All gardeners want plants that are healthy and vibrant, with lush full foliage and flowers that bloom profusely. Short of a magic wand to produce instant results, most gardeners provide fertilizer to help their plants stay healthy and grow quickly. Liquid fertilizers are an effective choice for gardeners because they release nutrients more quickly than dry fertilizers and allow plants to absorb those nutrients more rapidly. There are numerous possibilities to choose from when using liquid fertilizers.
Commercially Produced Products
All types of garden and home maintenance stores carry commercially produced liquid fertilizers, ranging from seaweed or kelp extracts, to fish extracts, to blends containing all the various minerals and vitamins found in dry fertilizers. These liquid fertilizers contain blends of the same primary nutrients that any complete fertilizer contains—nitrogen, phosphorus and potassium. You can find liquid fertilizers formulated for specific kinds of plants just as you can with dry fertilizers.
Any gardener who composts can make this tea by steeping compost in water, much as tea is steeped. The process takes three or four days and involves brewing, mixing, aerating and straining. Advocates of compost tea use the resulting mixture both as a spray and as liquid fertilizer. However, some studies have found that compost tea can damage plants if the tea has not been aerated properly and that compost tea does not provide the organic matter to benefit soil.
Instant Fertilizer Smoothie
Many of the nutrients that exist in the compost pile began as kitchen scraps. Eggshells, coffee grounds, tea leafs and fruit or vegetable scraps all contain minerals and vitamins that are helpful for plants. A simple method to convert these to liquid fertilizer, according to Fine Gardening online, is to simply blend them with water in a household blender, dilute with an equal amount of water and pour them directly into your flower bed.

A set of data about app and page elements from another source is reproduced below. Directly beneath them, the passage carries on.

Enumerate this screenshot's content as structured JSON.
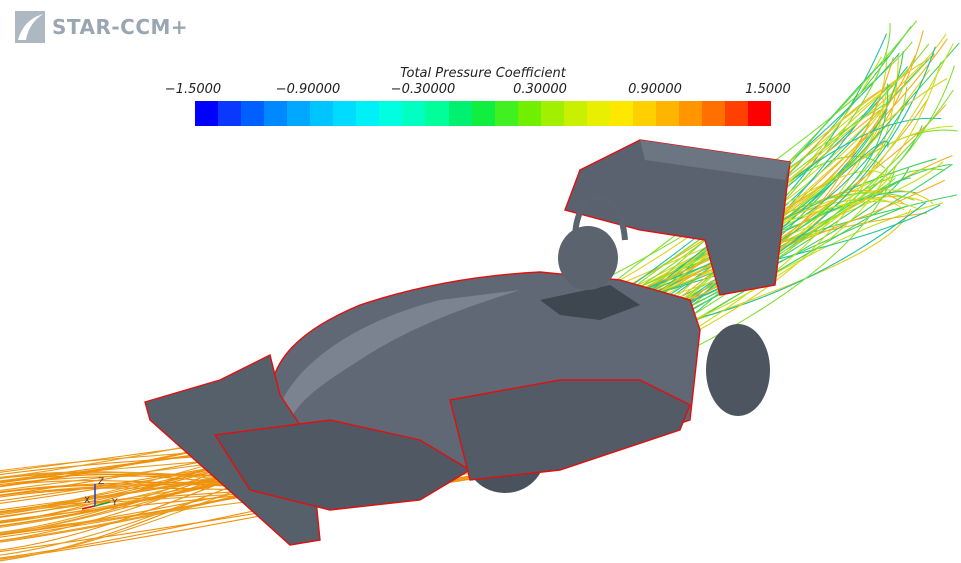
{
  "app": {
    "logo_text": "STAR-CCM+"
  },
  "legend": {
    "title": "Total Pressure Coefficient",
    "ticks": [
      "−1.5000",
      "−0.90000",
      "−0.30000",
      "0.30000",
      "0.90000",
      "1.5000"
    ],
    "colors": [
      "#0000ff",
      "#0a38ff",
      "#0060ff",
      "#0088ff",
      "#00a8ff",
      "#00c4ff",
      "#00dcff",
      "#00f0f8",
      "#00ffe0",
      "#00ffc0",
      "#00ff98",
      "#00f070",
      "#10ee40",
      "#40f020",
      "#70f000",
      "#a0f000",
      "#c8f000",
      "#e8f000",
      "#ffe800",
      "#ffd000",
      "#ffb400",
      "#ff9600",
      "#ff7000",
      "#ff4000",
      "#ff0000"
    ]
  },
  "axes_triad": {
    "x": "X",
    "y": "Y",
    "z": "Z"
  }
}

Seaweed, or kelp, provides a healthy dose of minerals vital to a plant. If you live near the seashore, seaweed is a readily available natural product to use in the garden. It’s very important to rinse the seaweed thoroughly to remove the salt before processing it into a form your plants can use. To produce a liquid fertilizer, fill a garbage can halfway with rinsed seaweed and let it stand for two to three months. The resulting liquid can be diluted in a bucket of water in a ratio of one-half cup seaweed liquid to one bucket of water.
Aged manure, whether beef, poultry or even zoo animals (check with your local zoo—some do offer manure mixtures), is full of nutrients. The method for using manure liquid is the same as for seaweed; fill a garbage can with half manure and half water, let this mixture steep for one month and dilute the resulting liquid before using. Use a ratio of one cup fertilizer to one gallon of water.
With its roots high in potassium and its leaves filled with nitrogen, the herb comfrey is a natural for creating a potent liquid fertilizer. Herbal gardeners blend the entire plant in a blender to make a natural fertilizer. Let the mixture steep for three weeks to allow the plant to break down and become more accessible for your plants to absorb. The mixture can be diluted with water in a one-to-one ratio.